| WHAT NEEDS TO BE DONE |
Exclude the pictures; give every entry again exactly as written.

| SUPPLIED MATERIAL |
--- START ---

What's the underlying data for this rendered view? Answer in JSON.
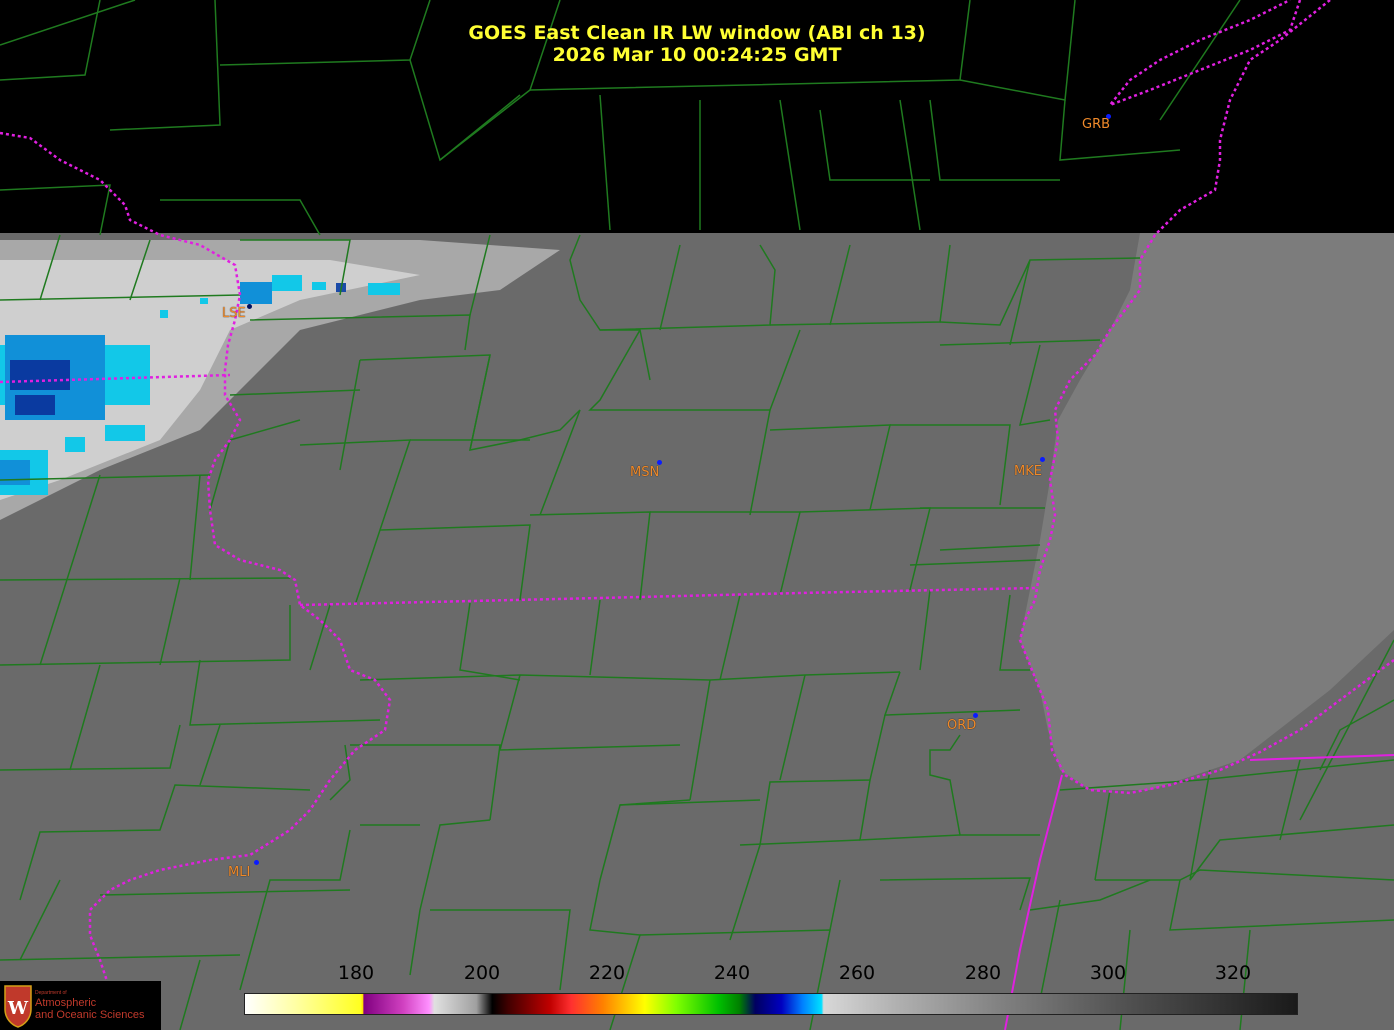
{
  "header": {
    "line1": "GOES East Clean IR LW window (ABI ch 13)",
    "line2": "2026 Mar 10  00:24:25 GMT"
  },
  "cities": [
    {
      "code": "GRB"
    },
    {
      "code": "LSE"
    },
    {
      "code": "MSN"
    },
    {
      "code": "MKE"
    },
    {
      "code": "ORD"
    },
    {
      "code": "MLI"
    }
  ],
  "colorbar": {
    "unit_ticks": [
      "180",
      "200",
      "220",
      "240",
      "260",
      "280",
      "300",
      "320"
    ]
  },
  "logo": {
    "small": "Department of",
    "line1": "Atmospheric",
    "line2": "and Oceanic Sciences"
  },
  "colors": {
    "title": "#ffff33",
    "city_label": "#f08a2a",
    "county_lines": "#1f7a1f",
    "state_lines": "#e020e0",
    "city_marker": "#0a1cff"
  }
}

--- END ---

| RESPONSE TO THIS EXERCISE |
What's the underlying data for this rendered view? Answer in JSON.
{
  "header": {
    "line1": "GOES East Clean IR LW window (ABI ch 13)",
    "line2": "2026 Mar 10  00:24:25 GMT"
  },
  "cities": [
    {
      "code": "GRB"
    },
    {
      "code": "LSE"
    },
    {
      "code": "MSN"
    },
    {
      "code": "MKE"
    },
    {
      "code": "ORD"
    },
    {
      "code": "MLI"
    }
  ],
  "colorbar": {
    "unit_ticks": [
      "180",
      "200",
      "220",
      "240",
      "260",
      "280",
      "300",
      "320"
    ]
  },
  "logo": {
    "small": "Department of",
    "line1": "Atmospheric",
    "line2": "and Oceanic Sciences"
  },
  "colors": {
    "title": "#ffff33",
    "city_label": "#f08a2a",
    "county_lines": "#1f7a1f",
    "state_lines": "#e020e0",
    "city_marker": "#0a1cff"
  }
}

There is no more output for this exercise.